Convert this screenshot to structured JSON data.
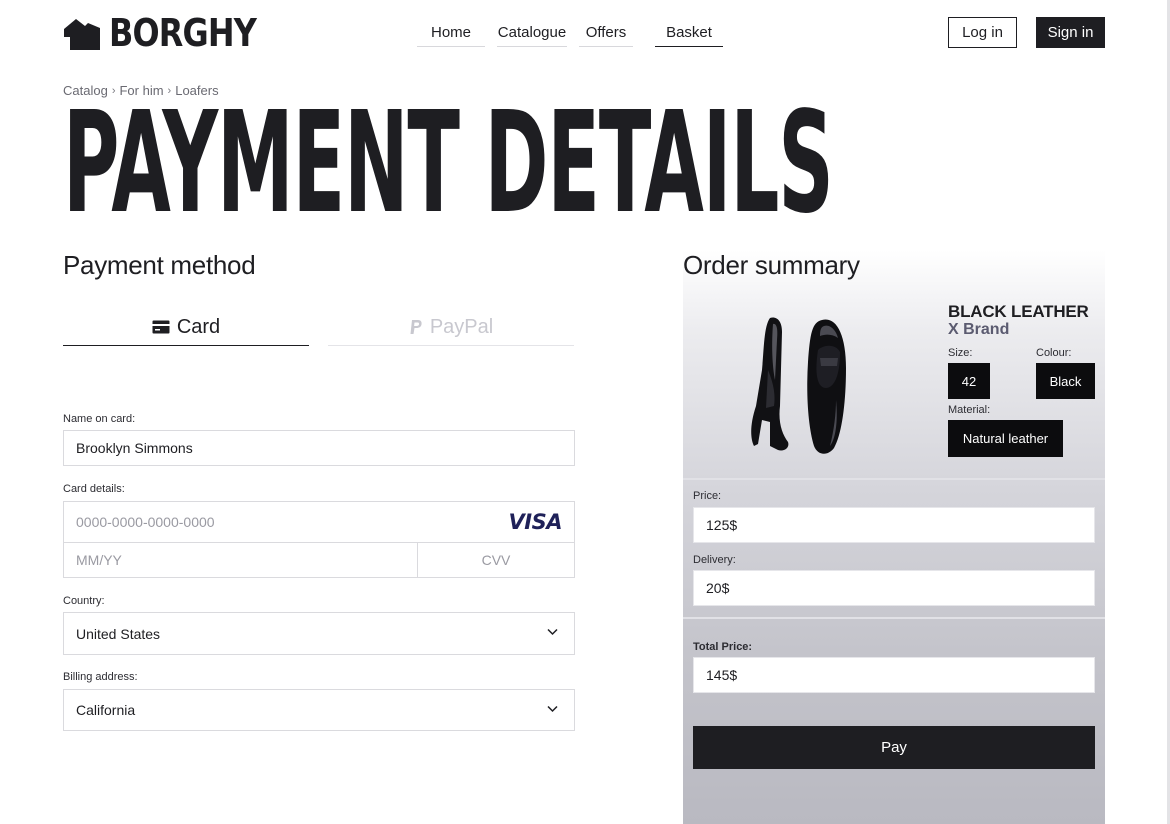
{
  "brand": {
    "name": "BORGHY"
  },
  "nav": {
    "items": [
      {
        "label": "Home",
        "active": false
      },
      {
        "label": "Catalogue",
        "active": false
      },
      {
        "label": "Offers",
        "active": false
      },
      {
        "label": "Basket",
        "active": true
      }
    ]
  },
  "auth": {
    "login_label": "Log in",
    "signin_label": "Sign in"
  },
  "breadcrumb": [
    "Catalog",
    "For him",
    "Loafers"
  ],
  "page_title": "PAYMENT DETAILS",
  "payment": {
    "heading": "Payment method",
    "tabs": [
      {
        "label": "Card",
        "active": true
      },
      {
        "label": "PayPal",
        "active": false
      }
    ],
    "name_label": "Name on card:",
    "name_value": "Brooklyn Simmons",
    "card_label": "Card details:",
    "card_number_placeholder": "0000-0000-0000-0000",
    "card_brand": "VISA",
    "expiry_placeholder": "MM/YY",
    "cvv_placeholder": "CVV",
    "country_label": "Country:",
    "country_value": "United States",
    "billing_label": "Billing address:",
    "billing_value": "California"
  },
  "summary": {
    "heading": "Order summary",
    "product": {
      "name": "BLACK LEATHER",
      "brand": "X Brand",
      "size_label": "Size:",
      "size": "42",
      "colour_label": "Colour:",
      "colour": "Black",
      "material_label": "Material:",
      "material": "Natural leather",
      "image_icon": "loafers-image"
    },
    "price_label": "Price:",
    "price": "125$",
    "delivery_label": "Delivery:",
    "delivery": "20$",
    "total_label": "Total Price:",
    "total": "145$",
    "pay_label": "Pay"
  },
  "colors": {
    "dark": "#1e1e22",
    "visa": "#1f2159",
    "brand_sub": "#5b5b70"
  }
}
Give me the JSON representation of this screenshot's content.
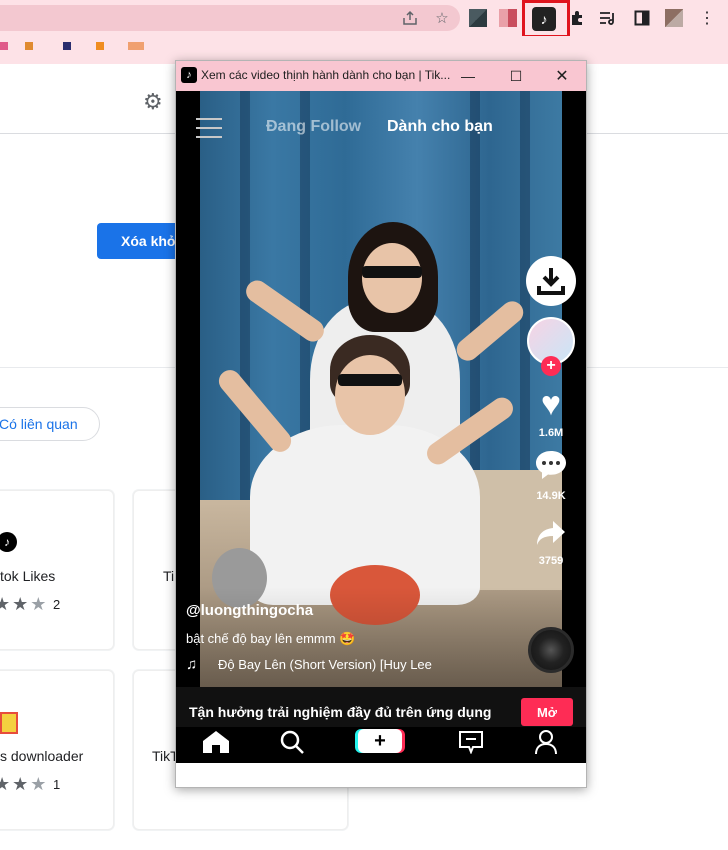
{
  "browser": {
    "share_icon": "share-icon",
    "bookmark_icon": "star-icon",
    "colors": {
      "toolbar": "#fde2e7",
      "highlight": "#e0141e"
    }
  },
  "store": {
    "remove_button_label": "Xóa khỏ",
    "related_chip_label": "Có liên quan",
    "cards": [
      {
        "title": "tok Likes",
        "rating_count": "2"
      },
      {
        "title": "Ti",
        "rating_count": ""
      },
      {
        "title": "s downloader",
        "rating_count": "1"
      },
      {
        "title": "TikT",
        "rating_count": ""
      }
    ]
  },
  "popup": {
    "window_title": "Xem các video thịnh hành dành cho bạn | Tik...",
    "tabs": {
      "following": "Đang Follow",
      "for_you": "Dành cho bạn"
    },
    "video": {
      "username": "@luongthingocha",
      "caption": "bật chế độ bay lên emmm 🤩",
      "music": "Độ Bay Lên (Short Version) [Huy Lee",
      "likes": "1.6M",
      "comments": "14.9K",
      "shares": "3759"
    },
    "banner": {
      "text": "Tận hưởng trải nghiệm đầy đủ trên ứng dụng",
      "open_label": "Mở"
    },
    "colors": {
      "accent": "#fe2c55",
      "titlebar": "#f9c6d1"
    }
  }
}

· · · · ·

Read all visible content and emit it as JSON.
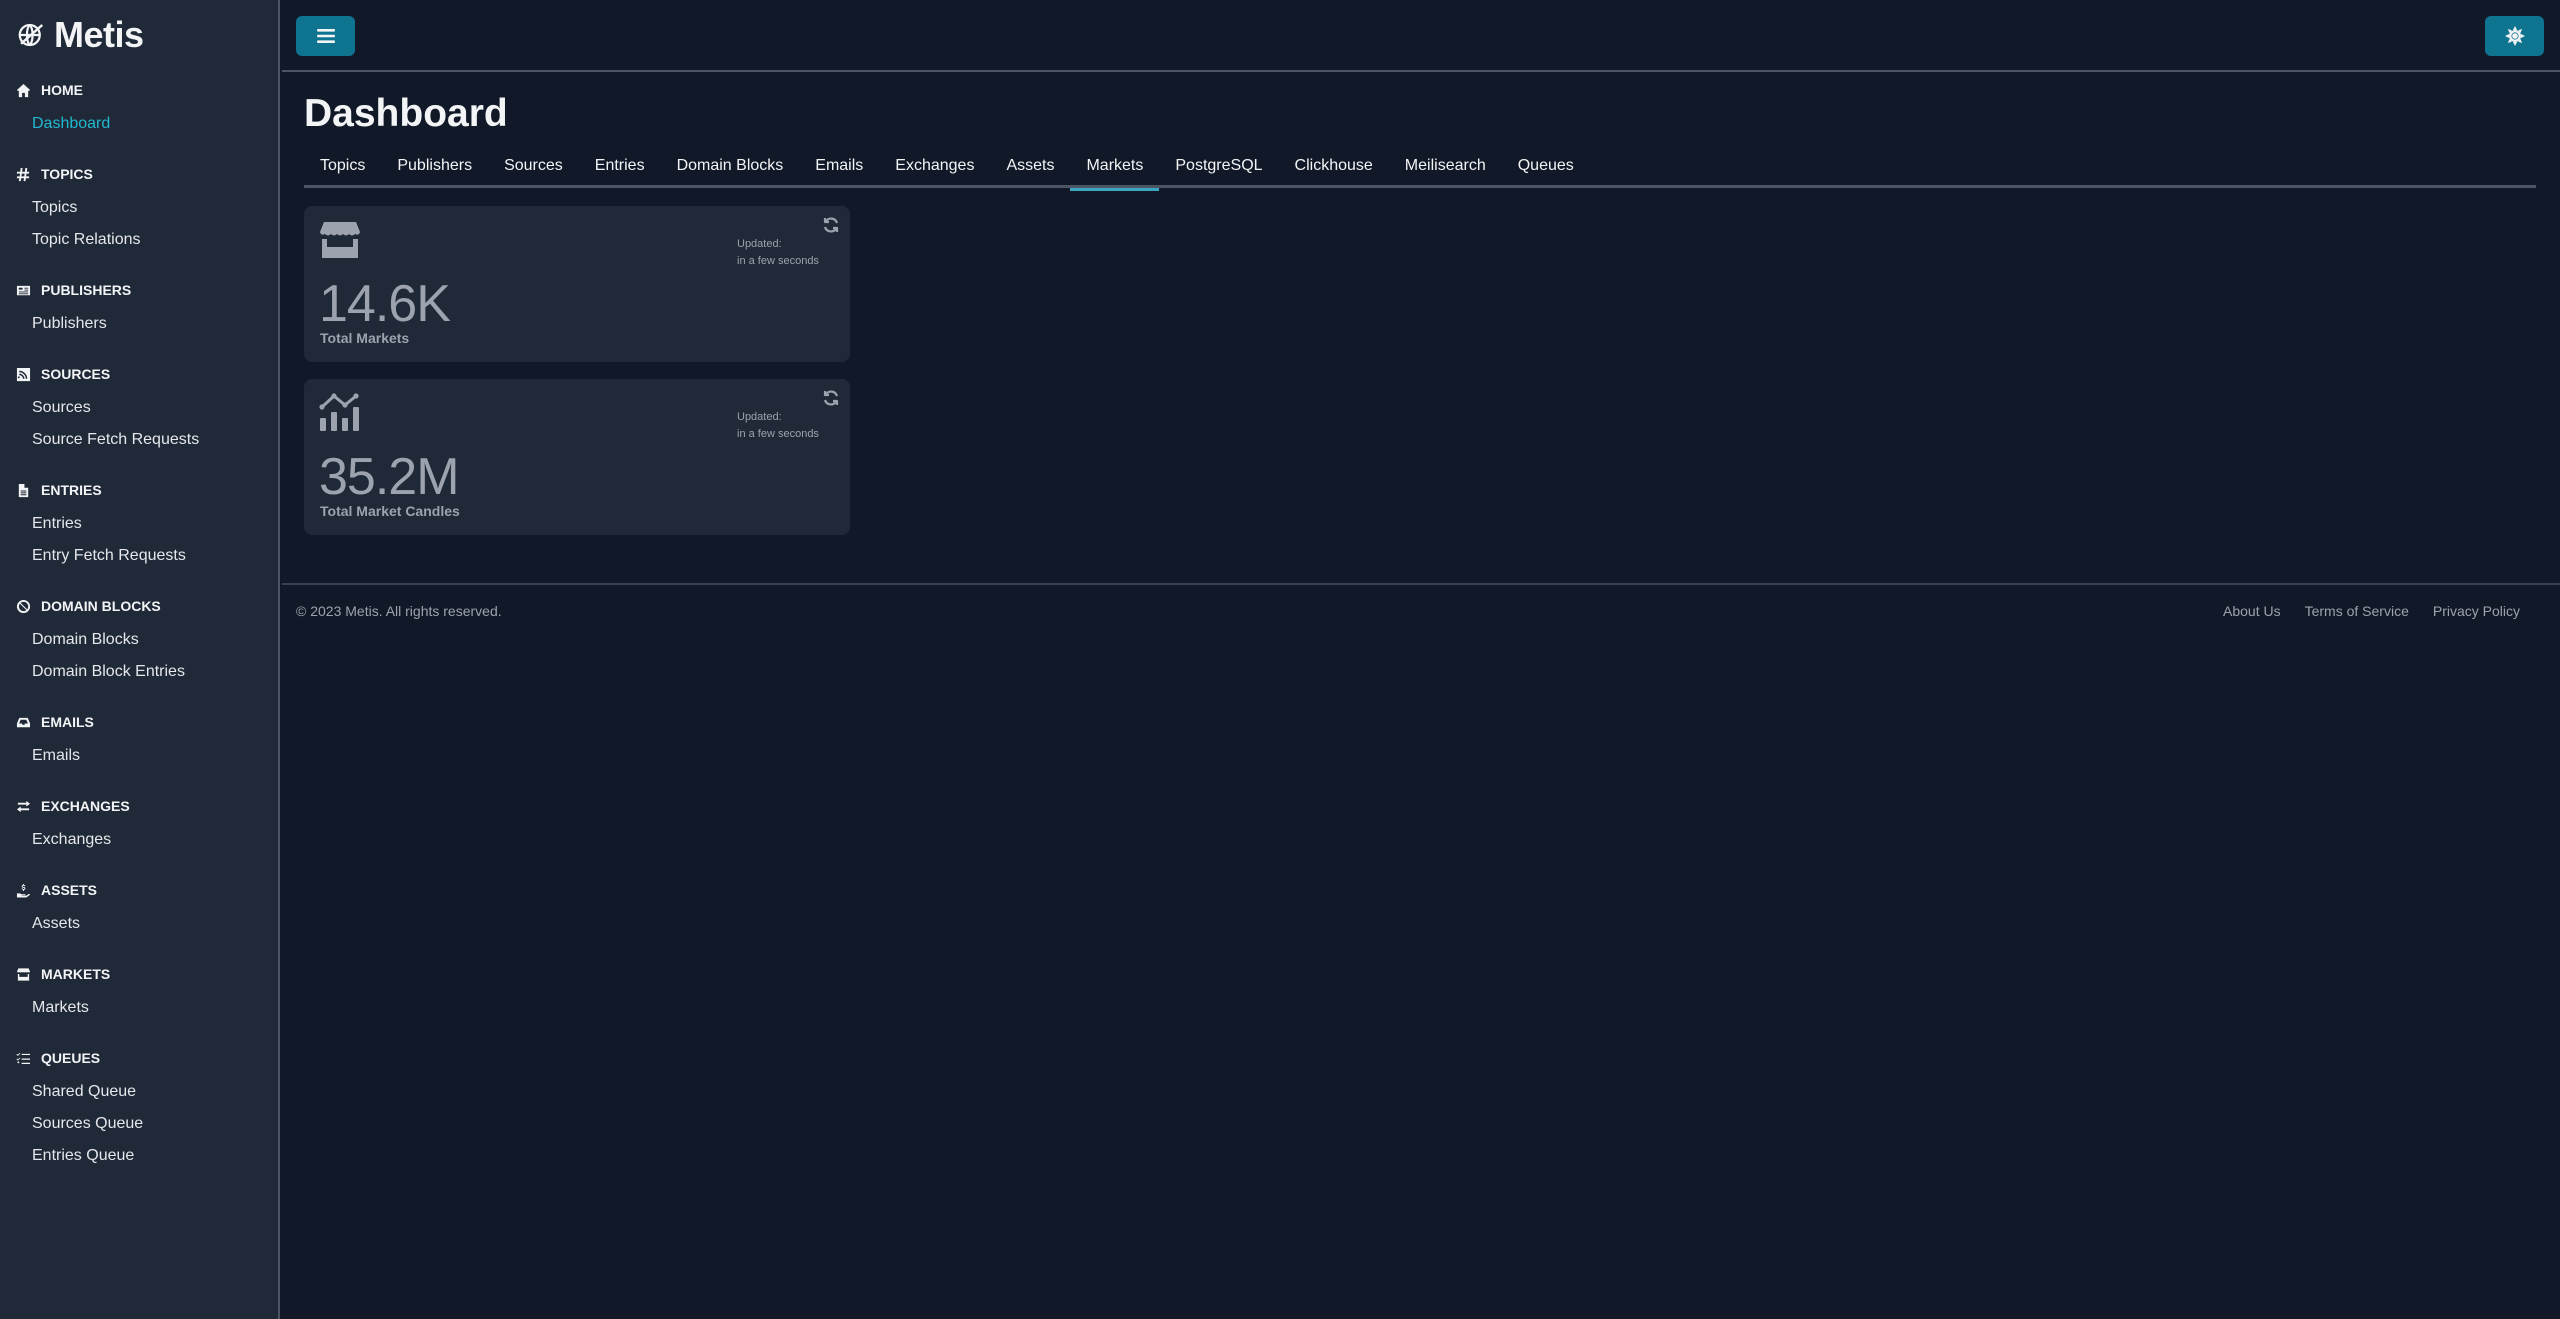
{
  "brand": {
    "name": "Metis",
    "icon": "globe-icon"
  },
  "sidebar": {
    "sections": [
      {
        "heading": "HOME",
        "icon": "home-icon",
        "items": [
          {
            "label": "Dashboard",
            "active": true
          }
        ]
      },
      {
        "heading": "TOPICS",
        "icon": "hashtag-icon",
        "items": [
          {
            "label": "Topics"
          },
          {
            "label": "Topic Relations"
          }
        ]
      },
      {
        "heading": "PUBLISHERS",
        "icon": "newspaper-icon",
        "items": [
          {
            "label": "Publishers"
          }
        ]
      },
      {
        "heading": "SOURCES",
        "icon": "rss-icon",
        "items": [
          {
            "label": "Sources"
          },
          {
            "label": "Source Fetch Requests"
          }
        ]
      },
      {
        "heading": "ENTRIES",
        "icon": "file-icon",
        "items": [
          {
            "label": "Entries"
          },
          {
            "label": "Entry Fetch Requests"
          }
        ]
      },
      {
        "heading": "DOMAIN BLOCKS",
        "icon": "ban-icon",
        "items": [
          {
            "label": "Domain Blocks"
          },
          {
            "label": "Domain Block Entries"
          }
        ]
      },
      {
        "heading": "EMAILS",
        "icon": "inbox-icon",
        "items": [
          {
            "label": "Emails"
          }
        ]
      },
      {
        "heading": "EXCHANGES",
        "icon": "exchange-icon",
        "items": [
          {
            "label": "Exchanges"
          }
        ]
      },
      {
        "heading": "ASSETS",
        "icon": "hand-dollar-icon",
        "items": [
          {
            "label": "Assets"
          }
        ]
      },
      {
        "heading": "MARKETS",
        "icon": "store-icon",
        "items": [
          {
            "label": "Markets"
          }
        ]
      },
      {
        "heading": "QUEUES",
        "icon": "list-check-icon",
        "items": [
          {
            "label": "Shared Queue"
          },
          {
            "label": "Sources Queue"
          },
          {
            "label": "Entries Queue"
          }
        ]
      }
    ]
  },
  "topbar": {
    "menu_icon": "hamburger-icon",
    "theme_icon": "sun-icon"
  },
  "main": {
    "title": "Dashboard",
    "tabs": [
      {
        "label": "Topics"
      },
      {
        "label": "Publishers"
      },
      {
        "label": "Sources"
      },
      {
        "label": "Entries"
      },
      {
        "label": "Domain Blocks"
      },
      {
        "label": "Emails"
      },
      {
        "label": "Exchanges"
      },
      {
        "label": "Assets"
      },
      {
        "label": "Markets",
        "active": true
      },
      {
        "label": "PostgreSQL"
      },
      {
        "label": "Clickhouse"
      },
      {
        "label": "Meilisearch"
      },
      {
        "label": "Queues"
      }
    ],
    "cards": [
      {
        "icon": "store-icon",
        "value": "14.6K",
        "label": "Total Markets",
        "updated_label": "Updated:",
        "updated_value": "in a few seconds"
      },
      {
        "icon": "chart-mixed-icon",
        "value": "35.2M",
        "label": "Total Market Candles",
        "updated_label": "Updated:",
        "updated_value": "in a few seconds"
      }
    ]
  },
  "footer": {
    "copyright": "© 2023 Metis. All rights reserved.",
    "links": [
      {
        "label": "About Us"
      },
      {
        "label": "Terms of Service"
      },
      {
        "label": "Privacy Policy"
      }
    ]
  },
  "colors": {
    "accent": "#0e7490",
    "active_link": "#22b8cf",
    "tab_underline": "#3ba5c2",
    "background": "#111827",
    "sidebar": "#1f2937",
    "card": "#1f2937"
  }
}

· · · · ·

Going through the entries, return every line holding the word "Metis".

--- Written answer ---
    "name": "Metis",
    "copyright": "© 2023 Metis. All rights reserved.",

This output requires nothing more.